Work request: Will you quote all of the entries, word for word?

Data to examine:
======
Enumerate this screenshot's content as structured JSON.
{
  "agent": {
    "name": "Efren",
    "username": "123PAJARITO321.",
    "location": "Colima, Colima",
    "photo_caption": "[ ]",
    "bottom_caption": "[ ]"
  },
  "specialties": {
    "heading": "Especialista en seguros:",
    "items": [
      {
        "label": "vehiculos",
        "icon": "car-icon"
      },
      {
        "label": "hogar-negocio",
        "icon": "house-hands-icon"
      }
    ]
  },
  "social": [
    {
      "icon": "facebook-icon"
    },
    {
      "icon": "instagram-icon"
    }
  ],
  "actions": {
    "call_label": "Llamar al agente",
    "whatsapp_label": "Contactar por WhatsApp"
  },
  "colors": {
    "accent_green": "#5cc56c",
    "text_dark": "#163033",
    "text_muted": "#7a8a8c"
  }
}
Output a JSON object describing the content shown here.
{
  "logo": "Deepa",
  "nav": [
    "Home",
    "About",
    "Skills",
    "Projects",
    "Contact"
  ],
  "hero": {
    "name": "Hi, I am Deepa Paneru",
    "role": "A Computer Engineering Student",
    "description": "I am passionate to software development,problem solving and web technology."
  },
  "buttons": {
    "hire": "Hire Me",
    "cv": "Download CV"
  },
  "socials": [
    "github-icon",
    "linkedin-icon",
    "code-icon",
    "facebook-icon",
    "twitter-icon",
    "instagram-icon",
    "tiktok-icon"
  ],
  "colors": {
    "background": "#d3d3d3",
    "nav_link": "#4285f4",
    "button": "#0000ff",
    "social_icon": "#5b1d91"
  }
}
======
Your solution:
Enumerate this screenshot's content as structured JSON.
{
  "agent": {
    "name": "Efren",
    "username": "123PAJARITO321.",
    "location": "Colima, Colima",
    "photo_caption": "[ ]",
    "bottom_caption": "[ ]"
  },
  "specialties": {
    "heading": "Especialista en seguros:",
    "items": [
      {
        "label": "vehiculos",
        "icon": "car-icon"
      },
      {
        "label": "hogar-negocio",
        "icon": "house-hands-icon"
      }
    ]
  },
  "social": [
    {
      "icon": "facebook-icon"
    },
    {
      "icon": "instagram-icon"
    }
  ],
  "actions": {
    "call_label": "Llamar al agente",
    "whatsapp_label": "Contactar por WhatsApp"
  },
  "colors": {
    "accent_green": "#5cc56c",
    "text_dark": "#163033",
    "text_muted": "#7a8a8c"
  }
}
Output a JSON object describing the content shown here.
{
  "logo": "Deepa",
  "nav": [
    "Home",
    "About",
    "Skills",
    "Projects",
    "Contact"
  ],
  "hero": {
    "name": "Hi, I am Deepa Paneru",
    "role": "A Computer Engineering Student",
    "description": "I am passionate to software development,problem solving and web technology."
  },
  "buttons": {
    "hire": "Hire Me",
    "cv": "Download CV"
  },
  "socials": [
    "github-icon",
    "linkedin-icon",
    "code-icon",
    "facebook-icon",
    "twitter-icon",
    "instagram-icon",
    "tiktok-icon"
  ],
  "colors": {
    "background": "#d3d3d3",
    "nav_link": "#4285f4",
    "button": "#0000ff",
    "social_icon": "#5b1d91"
  }
}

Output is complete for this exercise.